# [Task goal]
Go through the entries and copy every one exactly.

# [Entries from a dataset of interfaces]
____________

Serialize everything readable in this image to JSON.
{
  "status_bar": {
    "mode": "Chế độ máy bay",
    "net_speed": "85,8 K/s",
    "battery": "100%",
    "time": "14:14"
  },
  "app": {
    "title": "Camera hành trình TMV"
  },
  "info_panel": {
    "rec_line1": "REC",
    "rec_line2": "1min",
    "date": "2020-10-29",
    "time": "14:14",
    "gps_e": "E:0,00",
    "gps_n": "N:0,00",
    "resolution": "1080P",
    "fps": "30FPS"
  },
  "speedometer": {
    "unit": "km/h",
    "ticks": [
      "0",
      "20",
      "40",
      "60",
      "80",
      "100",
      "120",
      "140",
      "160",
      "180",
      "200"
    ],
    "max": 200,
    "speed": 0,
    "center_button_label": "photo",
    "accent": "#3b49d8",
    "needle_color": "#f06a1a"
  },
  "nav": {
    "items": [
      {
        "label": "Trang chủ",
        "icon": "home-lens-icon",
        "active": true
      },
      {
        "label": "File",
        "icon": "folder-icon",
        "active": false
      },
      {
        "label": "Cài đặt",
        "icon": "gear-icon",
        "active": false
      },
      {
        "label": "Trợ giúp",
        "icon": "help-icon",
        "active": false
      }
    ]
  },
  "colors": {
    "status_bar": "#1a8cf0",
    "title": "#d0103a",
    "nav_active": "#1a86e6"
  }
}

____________

# [Written solution]
Serialize everything readable in this image to JSON.
{
  "status_bar": {
    "mode": "Chế độ máy bay",
    "net_speed": "85,8 K/s",
    "battery": "100%",
    "time": "14:14"
  },
  "app": {
    "title": "Camera hành trình TMV"
  },
  "info_panel": {
    "rec_line1": "REC",
    "rec_line2": "1min",
    "date": "2020-10-29",
    "time": "14:14",
    "gps_e": "E:0,00",
    "gps_n": "N:0,00",
    "resolution": "1080P",
    "fps": "30FPS"
  },
  "speedometer": {
    "unit": "km/h",
    "ticks": [
      "0",
      "20",
      "40",
      "60",
      "80",
      "100",
      "120",
      "140",
      "160",
      "180",
      "200"
    ],
    "max": 200,
    "speed": 0,
    "center_button_label": "photo",
    "accent": "#3b49d8",
    "needle_color": "#f06a1a"
  },
  "nav": {
    "items": [
      {
        "label": "Trang chủ",
        "icon": "home-lens-icon",
        "active": true
      },
      {
        "label": "File",
        "icon": "folder-icon",
        "active": false
      },
      {
        "label": "Cài đặt",
        "icon": "gear-icon",
        "active": false
      },
      {
        "label": "Trợ giúp",
        "icon": "help-icon",
        "active": false
      }
    ]
  },
  "colors": {
    "status_bar": "#1a8cf0",
    "title": "#d0103a",
    "nav_active": "#1a86e6"
  }
}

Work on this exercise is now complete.